- [Task objective]: Restate, word for word, every line of the data.

[Entries from a dataset of interfaces]
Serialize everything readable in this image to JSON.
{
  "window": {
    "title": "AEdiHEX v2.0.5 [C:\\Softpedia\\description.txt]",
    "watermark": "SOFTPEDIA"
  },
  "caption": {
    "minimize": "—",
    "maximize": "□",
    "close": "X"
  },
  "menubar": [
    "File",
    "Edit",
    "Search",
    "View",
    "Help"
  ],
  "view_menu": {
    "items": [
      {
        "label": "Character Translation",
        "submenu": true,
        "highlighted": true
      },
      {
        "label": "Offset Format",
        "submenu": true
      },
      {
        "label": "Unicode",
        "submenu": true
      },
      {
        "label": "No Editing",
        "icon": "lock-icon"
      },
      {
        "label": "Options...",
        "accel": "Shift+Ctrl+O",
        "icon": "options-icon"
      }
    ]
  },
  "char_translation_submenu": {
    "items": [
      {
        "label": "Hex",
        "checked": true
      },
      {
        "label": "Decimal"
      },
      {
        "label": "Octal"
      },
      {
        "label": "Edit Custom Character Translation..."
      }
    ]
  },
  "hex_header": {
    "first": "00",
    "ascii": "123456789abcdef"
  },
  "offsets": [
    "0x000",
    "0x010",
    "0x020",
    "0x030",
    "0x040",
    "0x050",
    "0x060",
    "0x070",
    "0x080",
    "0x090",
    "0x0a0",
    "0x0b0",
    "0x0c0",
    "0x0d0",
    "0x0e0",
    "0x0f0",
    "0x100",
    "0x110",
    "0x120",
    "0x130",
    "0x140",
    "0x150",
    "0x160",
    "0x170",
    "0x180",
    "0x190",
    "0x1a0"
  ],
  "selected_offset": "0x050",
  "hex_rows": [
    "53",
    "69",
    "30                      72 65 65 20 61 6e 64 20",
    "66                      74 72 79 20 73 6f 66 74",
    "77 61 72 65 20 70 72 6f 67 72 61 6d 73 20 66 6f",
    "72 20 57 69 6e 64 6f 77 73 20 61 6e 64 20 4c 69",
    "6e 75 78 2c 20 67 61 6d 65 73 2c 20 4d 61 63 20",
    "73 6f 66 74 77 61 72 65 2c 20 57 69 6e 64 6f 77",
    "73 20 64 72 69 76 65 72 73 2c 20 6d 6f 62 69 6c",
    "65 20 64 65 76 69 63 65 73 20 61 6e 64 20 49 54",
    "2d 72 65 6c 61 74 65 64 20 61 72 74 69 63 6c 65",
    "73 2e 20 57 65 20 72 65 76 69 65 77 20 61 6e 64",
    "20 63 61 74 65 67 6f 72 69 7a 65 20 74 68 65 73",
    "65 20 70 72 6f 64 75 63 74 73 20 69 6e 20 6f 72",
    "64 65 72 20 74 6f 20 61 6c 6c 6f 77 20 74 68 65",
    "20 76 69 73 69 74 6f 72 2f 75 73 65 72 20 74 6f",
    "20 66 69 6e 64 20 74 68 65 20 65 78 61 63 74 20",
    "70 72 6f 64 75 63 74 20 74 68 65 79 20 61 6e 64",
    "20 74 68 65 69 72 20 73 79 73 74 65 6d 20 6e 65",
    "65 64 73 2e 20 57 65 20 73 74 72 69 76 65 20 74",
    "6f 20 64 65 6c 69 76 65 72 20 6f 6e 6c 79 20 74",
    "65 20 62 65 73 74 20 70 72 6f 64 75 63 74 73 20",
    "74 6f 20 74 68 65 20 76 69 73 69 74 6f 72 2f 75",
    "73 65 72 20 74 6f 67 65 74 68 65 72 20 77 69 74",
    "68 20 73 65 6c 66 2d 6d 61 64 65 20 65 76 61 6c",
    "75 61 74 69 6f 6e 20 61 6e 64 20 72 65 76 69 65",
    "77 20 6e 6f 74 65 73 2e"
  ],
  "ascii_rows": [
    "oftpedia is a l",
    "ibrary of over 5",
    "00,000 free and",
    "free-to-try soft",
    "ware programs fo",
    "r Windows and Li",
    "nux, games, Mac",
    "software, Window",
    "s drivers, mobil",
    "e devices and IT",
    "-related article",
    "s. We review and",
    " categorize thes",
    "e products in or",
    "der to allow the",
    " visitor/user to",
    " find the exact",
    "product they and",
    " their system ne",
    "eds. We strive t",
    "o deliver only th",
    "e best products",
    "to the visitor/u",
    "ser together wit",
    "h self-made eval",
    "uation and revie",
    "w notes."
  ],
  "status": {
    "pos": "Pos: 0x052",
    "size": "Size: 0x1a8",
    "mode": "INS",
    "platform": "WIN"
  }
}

- [Result of this exercise]:
Serialize everything readable in this image to JSON.
{
  "window": {
    "title": "AEdiHEX v2.0.5 [C:\\Softpedia\\description.txt]",
    "watermark": "SOFTPEDIA"
  },
  "caption": {
    "minimize": "—",
    "maximize": "□",
    "close": "X"
  },
  "menubar": [
    "File",
    "Edit",
    "Search",
    "View",
    "Help"
  ],
  "view_menu": {
    "items": [
      {
        "label": "Character Translation",
        "submenu": true,
        "highlighted": true
      },
      {
        "label": "Offset Format",
        "submenu": true
      },
      {
        "label": "Unicode",
        "submenu": true
      },
      {
        "label": "No Editing",
        "icon": "lock-icon"
      },
      {
        "label": "Options...",
        "accel": "Shift+Ctrl+O",
        "icon": "options-icon"
      }
    ]
  },
  "char_translation_submenu": {
    "items": [
      {
        "label": "Hex",
        "checked": true
      },
      {
        "label": "Decimal"
      },
      {
        "label": "Octal"
      },
      {
        "label": "Edit Custom Character Translation..."
      }
    ]
  },
  "hex_header": {
    "first": "00",
    "ascii": "123456789abcdef"
  },
  "offsets": [
    "0x000",
    "0x010",
    "0x020",
    "0x030",
    "0x040",
    "0x050",
    "0x060",
    "0x070",
    "0x080",
    "0x090",
    "0x0a0",
    "0x0b0",
    "0x0c0",
    "0x0d0",
    "0x0e0",
    "0x0f0",
    "0x100",
    "0x110",
    "0x120",
    "0x130",
    "0x140",
    "0x150",
    "0x160",
    "0x170",
    "0x180",
    "0x190",
    "0x1a0"
  ],
  "selected_offset": "0x050",
  "hex_rows": [
    "53",
    "69",
    "30                      72 65 65 20 61 6e 64 20",
    "66                      74 72 79 20 73 6f 66 74",
    "77 61 72 65 20 70 72 6f 67 72 61 6d 73 20 66 6f",
    "72 20 57 69 6e 64 6f 77 73 20 61 6e 64 20 4c 69",
    "6e 75 78 2c 20 67 61 6d 65 73 2c 20 4d 61 63 20",
    "73 6f 66 74 77 61 72 65 2c 20 57 69 6e 64 6f 77",
    "73 20 64 72 69 76 65 72 73 2c 20 6d 6f 62 69 6c",
    "65 20 64 65 76 69 63 65 73 20 61 6e 64 20 49 54",
    "2d 72 65 6c 61 74 65 64 20 61 72 74 69 63 6c 65",
    "73 2e 20 57 65 20 72 65 76 69 65 77 20 61 6e 64",
    "20 63 61 74 65 67 6f 72 69 7a 65 20 74 68 65 73",
    "65 20 70 72 6f 64 75 63 74 73 20 69 6e 20 6f 72",
    "64 65 72 20 74 6f 20 61 6c 6c 6f 77 20 74 68 65",
    "20 76 69 73 69 74 6f 72 2f 75 73 65 72 20 74 6f",
    "20 66 69 6e 64 20 74 68 65 20 65 78 61 63 74 20",
    "70 72 6f 64 75 63 74 20 74 68 65 79 20 61 6e 64",
    "20 74 68 65 69 72 20 73 79 73 74 65 6d 20 6e 65",
    "65 64 73 2e 20 57 65 20 73 74 72 69 76 65 20 74",
    "6f 20 64 65 6c 69 76 65 72 20 6f 6e 6c 79 20 74",
    "65 20 62 65 73 74 20 70 72 6f 64 75 63 74 73 20",
    "74 6f 20 74 68 65 20 76 69 73 69 74 6f 72 2f 75",
    "73 65 72 20 74 6f 67 65 74 68 65 72 20 77 69 74",
    "68 20 73 65 6c 66 2d 6d 61 64 65 20 65 76 61 6c",
    "75 61 74 69 6f 6e 20 61 6e 64 20 72 65 76 69 65",
    "77 20 6e 6f 74 65 73 2e"
  ],
  "ascii_rows": [
    "oftpedia is a l",
    "ibrary of over 5",
    "00,000 free and",
    "free-to-try soft",
    "ware programs fo",
    "r Windows and Li",
    "nux, games, Mac",
    "software, Window",
    "s drivers, mobil",
    "e devices and IT",
    "-related article",
    "s. We review and",
    " categorize thes",
    "e products in or",
    "der to allow the",
    " visitor/user to",
    " find the exact",
    "product they and",
    " their system ne",
    "eds. We strive t",
    "o deliver only th",
    "e best products",
    "to the visitor/u",
    "ser together wit",
    "h self-made eval",
    "uation and revie",
    "w notes."
  ],
  "status": {
    "pos": "Pos: 0x052",
    "size": "Size: 0x1a8",
    "mode": "INS",
    "platform": "WIN"
  }
}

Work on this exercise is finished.